The Chief Executive Officer of Public Sector Reforms, Thomas Kusi Boafo has appealed to churches to start fulfilling their tax obligations on their commercial activities to help in the development of the country.
According to him, churches that are purely into a profit-making business must pay tax because the law requires that businesses pay tax.
Mr. Thomas Kusi Boafo has backed the plan for churches in the country to be taxed, grounding his position on the fact that churches have now moved into the realm of wealth creation and prosperity.
“Patriotic citizens or people who love their country should not be against taxes.

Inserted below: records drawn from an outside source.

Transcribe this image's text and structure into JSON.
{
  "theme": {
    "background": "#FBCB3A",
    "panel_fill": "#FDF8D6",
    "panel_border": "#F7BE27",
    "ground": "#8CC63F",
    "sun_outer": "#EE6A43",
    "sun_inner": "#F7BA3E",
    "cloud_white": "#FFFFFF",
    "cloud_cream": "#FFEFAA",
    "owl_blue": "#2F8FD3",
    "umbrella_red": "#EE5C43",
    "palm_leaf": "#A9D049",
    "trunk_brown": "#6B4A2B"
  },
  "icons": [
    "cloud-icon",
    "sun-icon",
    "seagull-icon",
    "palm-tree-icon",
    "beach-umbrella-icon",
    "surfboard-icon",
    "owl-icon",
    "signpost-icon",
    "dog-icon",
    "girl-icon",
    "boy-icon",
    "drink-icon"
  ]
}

Taxes are meant for development, if they are not being used well, yes, we can talk about it, churches must start paying taxes to help in development,” Thomas Kusi Boafo told Kwaku Dawuro on ‘Pae Mu Ka’ on Accra-based Kingdom FM 107.7.
Considering the fact that some churches were currently engaged in business for profit, the CEO stated that it was only fair for them to fulfill their obligation to the state.
Religious leaders and the Government of Ghana have agreed to set up a body that will ensure that religious institutions pay taxes on the income they generate.
They own very expensive vehicles and properties and that prompt people to question why churches’ income and that of their pastors are not subjected to tax.
“In view of the commercial drive of churches, it is supremely important for the state in furtherance of its role as the regulator of business activities in Ghana to tax the income or profits of churches derived from trade or business,” he stated.
According to him, the current laws of the country warranted that churches paid taxes for activities which were commercial or profit-oriented.
Section 7 (1) of the Income Tax Act,2015, Act 896 talks about exempt amounts and it includes Section 7 (1) a. which stipulates that “the salary, allowances, facilities, pension and gratuity of the President in accordance with Article 68 (5) of the Constitution “.
Churches’ incomes being subjected to tax has become a topical issue because of “one-man churches “where the entire offerings and tithes go directly to the pastor who happens to be the founder. In the case of orthodox churches there are structures that have been put in place which makes it difficult for the pastor to dip his hands into the coffers. These churches support the communities in which they operate in various ways including drilling boreholes and even set up scholarship schemes to support wards of their members and the community at large.